- Opening Delimiter -

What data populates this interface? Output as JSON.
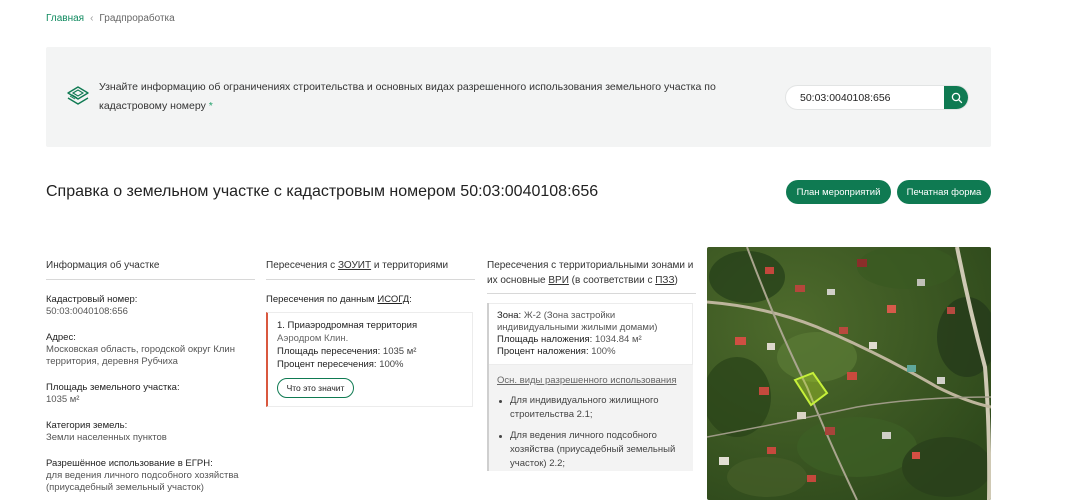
{
  "breadcrumb": {
    "home": "Главная",
    "current": "Градпроработка"
  },
  "banner": {
    "text": "Узнайте информацию об ограничениях строительства и основных видах разрешенного использования земельного участка по кадастровому номеру",
    "required_mark": "*",
    "search_value": "50:03:0040108:656"
  },
  "page": {
    "title": "Справка о земельном участке с кадастровым номером 50:03:0040108:656",
    "plan_button": "План мероприятий",
    "print_button": "Печатная форма"
  },
  "info": {
    "heading": "Информация об участке",
    "fields": [
      {
        "label": "Кадастровый номер:",
        "value": "50:03:0040108:656"
      },
      {
        "label": "Адрес:",
        "value": "Московская область, городской округ Клин территория, деревня Рубчиха"
      },
      {
        "label": "Площадь земельного участка:",
        "value": "1035 м²"
      },
      {
        "label": "Категория земель:",
        "value": "Земли населенных пунктов"
      },
      {
        "label": "Разрешённое использование в ЕГРН:",
        "value": "для ведения личного подсобного хозяйства (приусадебный земельный участок)"
      }
    ]
  },
  "zouit": {
    "heading_pre": "Пересечения с ",
    "heading_abbr": "ЗОУИТ",
    "heading_post": " и территориями",
    "sub_pre": "Пересечения по данным ",
    "sub_abbr": "ИСОГД",
    "sub_post": ":",
    "card": {
      "title": "1. Приаэродромная территория",
      "subtitle": "Аэродром Клин.",
      "area_label": "Площадь пересечения:",
      "area_value": "1035 м²",
      "pct_label": "Процент пересечения:",
      "pct_value": "100%",
      "button": "Что это значит"
    }
  },
  "zones": {
    "heading_pre": "Пересечения с территориальными зонами и их основные ",
    "heading_abbr1": "ВРИ",
    "heading_mid": " (в соответствии с ",
    "heading_abbr2": "ПЗЗ",
    "heading_post": ")",
    "zone_label": "Зона:",
    "zone_value": "Ж-2 (Зона застройки индивидуальными жилыми домами)",
    "area_label": "Площадь наложения:",
    "area_value": "1034.84 м²",
    "pct_label": "Процент наложения:",
    "pct_value": "100%",
    "osn_link": "Осн. виды разрешенного использования",
    "items": [
      "Для индивидуального жилищного строительства 2.1;",
      "Для ведения личного подсобного хозяйства (приусадебный земельный участок) 2.2;"
    ]
  },
  "colors": {
    "accent": "#0f7a52",
    "link": "#0f8a5f",
    "card_border": "#d9583f",
    "banner_bg": "#f3f4f4"
  }
}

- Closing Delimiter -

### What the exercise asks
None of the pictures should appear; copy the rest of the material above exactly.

### Worked solution
What data populates this interface? Output as JSON.
{
  "breadcrumb": {
    "home": "Главная",
    "current": "Градпроработка"
  },
  "banner": {
    "text": "Узнайте информацию об ограничениях строительства и основных видах разрешенного использования земельного участка по кадастровому номеру",
    "required_mark": "*",
    "search_value": "50:03:0040108:656"
  },
  "page": {
    "title": "Справка о земельном участке с кадастровым номером 50:03:0040108:656",
    "plan_button": "План мероприятий",
    "print_button": "Печатная форма"
  },
  "info": {
    "heading": "Информация об участке",
    "fields": [
      {
        "label": "Кадастровый номер:",
        "value": "50:03:0040108:656"
      },
      {
        "label": "Адрес:",
        "value": "Московская область, городской округ Клин территория, деревня Рубчиха"
      },
      {
        "label": "Площадь земельного участка:",
        "value": "1035 м²"
      },
      {
        "label": "Категория земель:",
        "value": "Земли населенных пунктов"
      },
      {
        "label": "Разрешённое использование в ЕГРН:",
        "value": "для ведения личного подсобного хозяйства (приусадебный земельный участок)"
      }
    ]
  },
  "zouit": {
    "heading_pre": "Пересечения с ",
    "heading_abbr": "ЗОУИТ",
    "heading_post": " и территориями",
    "sub_pre": "Пересечения по данным ",
    "sub_abbr": "ИСОГД",
    "sub_post": ":",
    "card": {
      "title": "1. Приаэродромная территория",
      "subtitle": "Аэродром Клин.",
      "area_label": "Площадь пересечения:",
      "area_value": "1035 м²",
      "pct_label": "Процент пересечения:",
      "pct_value": "100%",
      "button": "Что это значит"
    }
  },
  "zones": {
    "heading_pre": "Пересечения с территориальными зонами и их основные ",
    "heading_abbr1": "ВРИ",
    "heading_mid": " (в соответствии с ",
    "heading_abbr2": "ПЗЗ",
    "heading_post": ")",
    "zone_label": "Зона:",
    "zone_value": "Ж-2 (Зона застройки индивидуальными жилыми домами)",
    "area_label": "Площадь наложения:",
    "area_value": "1034.84 м²",
    "pct_label": "Процент наложения:",
    "pct_value": "100%",
    "osn_link": "Осн. виды разрешенного использования",
    "items": [
      "Для индивидуального жилищного строительства 2.1;",
      "Для ведения личного подсобного хозяйства (приусадебный земельный участок) 2.2;"
    ]
  },
  "colors": {
    "accent": "#0f7a52",
    "link": "#0f8a5f",
    "card_border": "#d9583f",
    "banner_bg": "#f3f4f4"
  }
}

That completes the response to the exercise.